All told, a pretty low-key night. We did the business-card-exchange thing, and I went home fairly early (around 11), which is great because on Tuesday, all flippin' hell broke loose.
David Armano -- you know the one -- was in town with his wife. We shook hands for the first time on Tuesday afternoon and he casually asked if I'd like to go to dinner. I was like, "Sure," mainly because I had no idea what havoc said dinner would wreak.
One of my favourite Marketing 2.0 talks, besides the Paula Berg stuff, was by Scott Monty, Ford Motor Co.'s social media man.
The guy's been alternately lauded and lashed, but I think he's the real deal. It's not even just that he's a nice guy; he's not afraid to express a scathing truth from top-of-mind, even if it stings. Social media's all about that: finding out who people really are, before they can terrace their images.
I didn't take any video (bummer), but I'll let you in on a priceless moment during his Q/A, when Sandrine Plasseraud of We Are Social asked about ROI tracking for social media campaigns.
Monty scoffs and goes, "ROI is a campaign metric; social media is a commitment. [...] What's the ROI of putting your pants on in the morning?"
This session razed the Richter Scale of Awkward for too many reasons.

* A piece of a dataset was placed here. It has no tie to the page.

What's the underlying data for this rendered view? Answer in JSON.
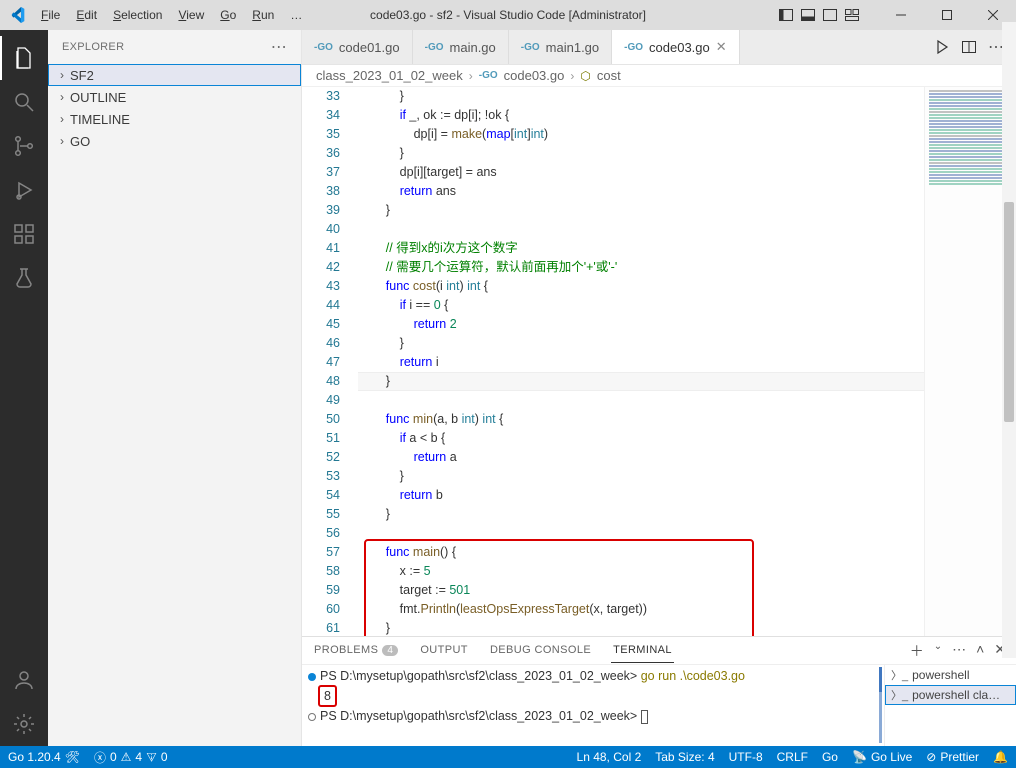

To start with, I don't think reps from Facebook and MySpace were supposed to speak together. They were placed on the same panel in the interest of saving time.
Everyone was anxious for lunch -- which, it turns out, was more of an appetite-whetter than a satisfier; moderator Fred Cavazza spent most of the panel talking about other stuff; Damien Vincent of FB expressed a Freudian allegiance for the other team; and -- oh yeah! -- Cavazza conducted makeshift photo ops during the presentation.
MySpace's Olivier Hascoat was cool though, except for that moment where he reluctantly poses for an iPhone shot while Vincent's talking. Way to be a sport.
In the event that you didn't catch all that, take an audio/visual tour: